══ RECORDS SHOWN ══

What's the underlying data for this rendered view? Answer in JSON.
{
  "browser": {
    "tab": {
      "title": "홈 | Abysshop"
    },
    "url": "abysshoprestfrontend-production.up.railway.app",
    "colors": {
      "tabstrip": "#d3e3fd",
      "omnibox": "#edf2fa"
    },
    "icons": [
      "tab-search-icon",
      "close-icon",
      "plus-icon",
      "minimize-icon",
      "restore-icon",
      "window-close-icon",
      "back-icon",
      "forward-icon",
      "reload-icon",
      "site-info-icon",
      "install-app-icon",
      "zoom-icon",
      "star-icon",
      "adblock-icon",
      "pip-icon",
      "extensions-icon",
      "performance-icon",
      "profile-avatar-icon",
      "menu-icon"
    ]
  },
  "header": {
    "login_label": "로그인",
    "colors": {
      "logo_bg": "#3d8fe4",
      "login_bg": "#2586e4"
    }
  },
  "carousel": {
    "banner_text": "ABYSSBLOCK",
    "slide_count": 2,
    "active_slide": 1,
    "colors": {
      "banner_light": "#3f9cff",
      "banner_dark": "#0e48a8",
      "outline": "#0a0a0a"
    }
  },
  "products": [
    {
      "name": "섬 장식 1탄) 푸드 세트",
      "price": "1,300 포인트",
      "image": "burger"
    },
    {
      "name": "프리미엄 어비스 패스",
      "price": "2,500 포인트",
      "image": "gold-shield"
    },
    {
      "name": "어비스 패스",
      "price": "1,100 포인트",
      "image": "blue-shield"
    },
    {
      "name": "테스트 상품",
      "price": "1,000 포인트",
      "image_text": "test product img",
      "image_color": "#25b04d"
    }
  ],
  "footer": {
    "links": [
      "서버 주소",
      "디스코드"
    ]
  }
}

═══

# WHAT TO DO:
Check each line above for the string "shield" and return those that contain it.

# OUTPUT FOR THIS TASK:
      "image": "gold-shield"
      "image": "blue-shield"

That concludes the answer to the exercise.